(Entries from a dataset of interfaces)
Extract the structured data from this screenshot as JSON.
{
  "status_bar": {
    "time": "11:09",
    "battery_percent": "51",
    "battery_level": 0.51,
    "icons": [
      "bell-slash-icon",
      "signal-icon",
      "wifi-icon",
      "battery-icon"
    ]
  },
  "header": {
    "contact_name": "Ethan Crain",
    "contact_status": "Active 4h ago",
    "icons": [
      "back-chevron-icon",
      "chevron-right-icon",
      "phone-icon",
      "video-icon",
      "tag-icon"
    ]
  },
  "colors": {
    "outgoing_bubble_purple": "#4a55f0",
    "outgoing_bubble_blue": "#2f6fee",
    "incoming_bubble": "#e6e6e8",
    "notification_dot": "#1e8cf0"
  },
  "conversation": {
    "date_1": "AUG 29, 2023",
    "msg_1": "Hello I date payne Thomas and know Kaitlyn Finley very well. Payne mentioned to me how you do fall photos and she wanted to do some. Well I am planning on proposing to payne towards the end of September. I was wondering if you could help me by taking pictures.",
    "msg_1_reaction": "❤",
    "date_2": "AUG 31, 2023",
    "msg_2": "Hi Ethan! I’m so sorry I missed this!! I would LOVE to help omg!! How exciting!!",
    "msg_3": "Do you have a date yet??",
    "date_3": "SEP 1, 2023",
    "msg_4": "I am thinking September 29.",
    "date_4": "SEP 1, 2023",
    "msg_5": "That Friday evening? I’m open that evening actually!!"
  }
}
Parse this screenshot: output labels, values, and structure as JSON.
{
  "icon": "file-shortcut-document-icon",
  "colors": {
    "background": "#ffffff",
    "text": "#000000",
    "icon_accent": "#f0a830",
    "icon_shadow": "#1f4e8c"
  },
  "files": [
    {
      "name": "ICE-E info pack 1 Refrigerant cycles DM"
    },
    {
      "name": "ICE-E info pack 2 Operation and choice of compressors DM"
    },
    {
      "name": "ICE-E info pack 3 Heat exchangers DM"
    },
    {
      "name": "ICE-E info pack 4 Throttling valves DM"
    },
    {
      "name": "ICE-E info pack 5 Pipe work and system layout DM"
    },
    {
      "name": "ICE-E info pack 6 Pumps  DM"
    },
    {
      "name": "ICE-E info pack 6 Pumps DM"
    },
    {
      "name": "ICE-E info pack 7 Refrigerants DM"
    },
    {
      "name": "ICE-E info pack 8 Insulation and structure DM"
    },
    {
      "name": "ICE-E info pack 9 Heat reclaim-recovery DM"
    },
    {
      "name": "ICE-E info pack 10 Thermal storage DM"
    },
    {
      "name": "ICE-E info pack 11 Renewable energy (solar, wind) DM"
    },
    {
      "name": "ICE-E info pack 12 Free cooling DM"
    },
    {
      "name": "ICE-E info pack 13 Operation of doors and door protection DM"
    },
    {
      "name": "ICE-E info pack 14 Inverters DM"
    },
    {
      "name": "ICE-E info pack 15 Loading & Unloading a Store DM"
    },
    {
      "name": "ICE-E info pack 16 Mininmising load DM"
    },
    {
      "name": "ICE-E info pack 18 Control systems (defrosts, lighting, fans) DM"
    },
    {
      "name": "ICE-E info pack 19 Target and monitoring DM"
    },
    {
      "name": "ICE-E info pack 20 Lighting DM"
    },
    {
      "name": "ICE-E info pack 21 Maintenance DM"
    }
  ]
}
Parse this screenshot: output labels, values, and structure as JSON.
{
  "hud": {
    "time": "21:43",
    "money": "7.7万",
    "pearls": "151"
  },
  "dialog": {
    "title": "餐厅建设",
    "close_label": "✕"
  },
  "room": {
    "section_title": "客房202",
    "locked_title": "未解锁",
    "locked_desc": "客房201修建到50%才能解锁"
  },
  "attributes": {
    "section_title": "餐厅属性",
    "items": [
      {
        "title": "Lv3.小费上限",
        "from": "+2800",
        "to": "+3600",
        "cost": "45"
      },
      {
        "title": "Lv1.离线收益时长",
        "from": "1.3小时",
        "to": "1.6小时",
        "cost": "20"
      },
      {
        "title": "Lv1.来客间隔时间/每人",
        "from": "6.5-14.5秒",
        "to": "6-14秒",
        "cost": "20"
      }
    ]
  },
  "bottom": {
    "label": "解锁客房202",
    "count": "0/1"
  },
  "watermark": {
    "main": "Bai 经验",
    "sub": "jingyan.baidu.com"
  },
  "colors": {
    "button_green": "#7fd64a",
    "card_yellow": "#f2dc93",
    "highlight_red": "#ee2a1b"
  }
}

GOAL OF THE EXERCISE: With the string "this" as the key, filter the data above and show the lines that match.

YOUR RESPONSE:
Extract the structured data from this screenshot as JSON.
    "msg_2": "Hi Ethan! I’m so sorry I missed this!! I would LOVE to help omg!! How exciting!!",
Parse this screenshot: output labels, values, and structure as JSON.
Parse this screenshot: output labels, values, and structure as JSON.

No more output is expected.